Purpose: To share and encourage. Writers can express doubts and concerns without fear of appearing foolish or weak. Those who have been through the fire can offer assistance and guidance. It’s a safe haven for insecure writers of all kinds!

Posting: The first Wednesday of every month is officially Insecure Writer’s Support Group day. Post your thoughts on your own blog. Talk about your doubts and the fears you have conquered. Discuss your struggles and triumphs. Offer a word of encouragement for others who are struggling. Visit others in the group and connect with your fellow writer - aim for a dozen new people each time. Be sure to link to this page and display the badge in your post.
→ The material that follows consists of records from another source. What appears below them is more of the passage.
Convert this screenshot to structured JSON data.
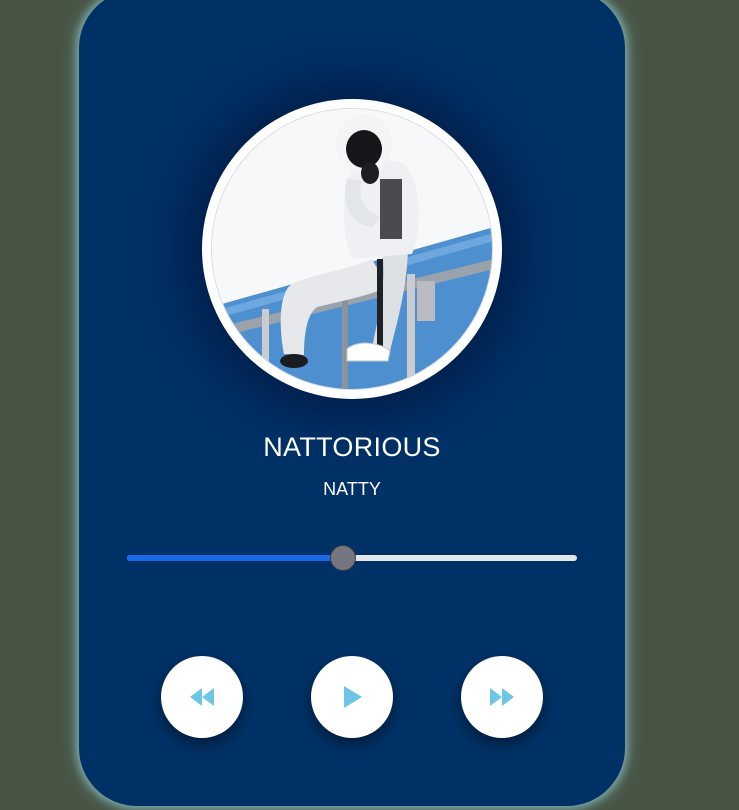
{
  "track": {
    "title": "NATTORIOUS",
    "artist": "NATTY"
  },
  "progress": {
    "fraction": 0.48
  },
  "controls": {
    "prev_icon": "rewind-icon",
    "play_icon": "play-icon",
    "next_icon": "fast-forward-icon"
  },
  "colors": {
    "page_background": "#485444",
    "card_background": "#003166",
    "progress_fill": "#1a68e8",
    "icon_accent": "#6cc6e4"
  }
}
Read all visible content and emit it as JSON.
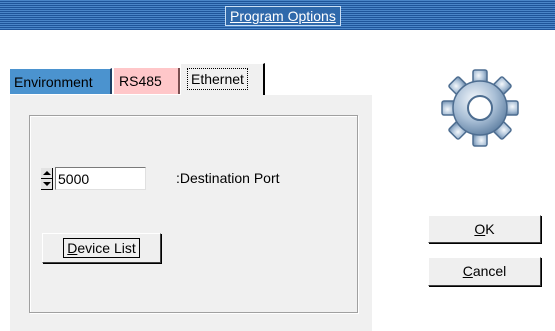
{
  "window": {
    "title": "Program Options"
  },
  "tabs": [
    {
      "label": "Environment",
      "color": "#4b93cf"
    },
    {
      "label": "RS485",
      "color": "#ffc7c9"
    },
    {
      "label": "Ethernet",
      "selected": true
    }
  ],
  "ethernet": {
    "destination_port": {
      "value": "5000",
      "label": ":Destination Port"
    },
    "device_list_button": {
      "mnemonic": "D",
      "rest": "evice List"
    }
  },
  "buttons": {
    "ok": {
      "mnemonic": "O",
      "rest": "K"
    },
    "cancel": {
      "mnemonic": "C",
      "rest": "ancel"
    }
  },
  "icons": {
    "settings": "gear-icon"
  }
}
Let’s rock the neurotic writing world!

Our Twitter hashtag is #IWSG

My awesome co-hosts for the April 1 posting of the IWSG will be Suzanne Furness, Tonja Drecker, Toi Thomas, Rachna Chhabria, Fundy Blue, and Donna Hole!

I've been contemplating an interesting concept: Do Less to Do More Better. (Yes, I know the grammar is suspect, but what can you do to something said all the time. <shrug>) So, what does it mean to me as a writer? That's the question that really hits home as I finish the WIP and start to polish it, enter contests, etc.

Writing is challenging enough without loading ourselves down with so many WIPs that we drown. We all know how it happens. When our brains are in a creative mode, we start spinning out SNI--"Shiny New Ideas" at a rapid rate. Our attention gets distracted, splintered, and scattered. Our insecurities are showing. We're so scared we'll forget the SNI, we forget that the first project--the main WIP--needs care and feeding. How many of us have had the old WIP wither and die on the vine because we got distracted by the latest SNI? <waves hand>

So, what to to? I'm trying to give up my insecurities by jotting down the SNI and any bits that spin off it. Then I return to the main WIP and head for the finish line. If I feel the urge to wander, I just jot the latest idea down, and get myself back in line. It's working so far and my main WIP is being polished and entered into contests. 

What about you? What do you do to keep from being drawn in by the SNIs of your world?

Next Week: The latest installment of the Mini Book Reviews!!!